In return for Iran’s actions, the U.S. and the P5+1 nations, which include China, Russia, Britain, France and Germany, will unfreeze $4.2 billion worth of Iranian assets held in foreign banks. Iran will receive this amount in regular installments over six months, which could be stopped if Iran fails to comply with the terms of the deal.

A New York Times report, citing the White House, valued the total relief for Iran in economic sanctions between $6 billion and $7 billion.

The deal, which was initially reached in November, has been severely criticized by Iranian hardliners and Israel, and according to media reports, some U.S. lawmakers who also oppose the deal, have threatened to approve further sanctions instead, which President Barack Obama has promised to veto.

Seeking to pacify opposition to the deal within his country, Iran’s deputy foreign minister, Abbas Araghchi, seemed to downplay the terms of the agreement.

“As this game is played in our court, we cannot lose,” he said on Iranian state television on Sunday, according to the New York Times. “Nuclear enrichment is our right.”

"We don't trust them," Araghchi told state television, Reuters reported.
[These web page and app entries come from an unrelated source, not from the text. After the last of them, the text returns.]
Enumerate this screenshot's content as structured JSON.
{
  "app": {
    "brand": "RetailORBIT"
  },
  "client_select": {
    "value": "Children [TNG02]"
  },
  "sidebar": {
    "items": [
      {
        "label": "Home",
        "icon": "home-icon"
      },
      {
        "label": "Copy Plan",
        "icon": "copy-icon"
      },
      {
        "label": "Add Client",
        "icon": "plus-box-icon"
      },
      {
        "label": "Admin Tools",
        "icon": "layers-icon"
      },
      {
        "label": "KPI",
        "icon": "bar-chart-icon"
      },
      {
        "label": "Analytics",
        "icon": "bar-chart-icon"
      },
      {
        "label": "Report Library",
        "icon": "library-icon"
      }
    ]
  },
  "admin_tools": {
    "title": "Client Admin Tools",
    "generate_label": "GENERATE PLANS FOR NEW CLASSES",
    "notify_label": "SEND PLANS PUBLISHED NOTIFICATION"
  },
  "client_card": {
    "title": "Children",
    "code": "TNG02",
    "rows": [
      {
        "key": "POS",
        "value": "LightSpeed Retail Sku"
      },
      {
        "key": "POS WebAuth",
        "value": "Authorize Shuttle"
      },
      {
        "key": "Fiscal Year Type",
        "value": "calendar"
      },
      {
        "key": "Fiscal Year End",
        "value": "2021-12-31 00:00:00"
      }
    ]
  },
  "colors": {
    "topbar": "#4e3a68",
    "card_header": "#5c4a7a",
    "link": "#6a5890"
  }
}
Kerry, in his official statement, noted: “I very much appreciate Congress’ critical role in imposing the sanctions that brought Iran to the table, but I feel just as strongly that now is not the time to impose additional sanctions that could threaten the entire negotiating process.”

Iran’s nuclear program, which the country says is meant only for peaceful purposes, has been a magnet for criticism from the West, and has resulted in severe economic sanctions against the country. However, the election of Hassan Rouhani as president, who is regarded as a moderate, has helped Iran adopt a more conciliatory approach when it comes to nuclear policy.

However, the U.S. sought to highlight the challenges in converting the deal into a long-term pact even as it remains at odds with Iran’s foreign policy, which includes active support for Syria's regime led by Bashar Assad.

And, according to the New York Times report, Kerry has confirmed that the nuclear deal with Iran would be a bigger priority than changing Iran’s position on Syria.

“We are clear-eyed about the even greater challenges we all face in negotiating a comprehensive agreement. These negotiations will be very difficult, but they represent the best chance we have to resolve this critical national security issue peacefully, and durably,” Kerry said in the statement.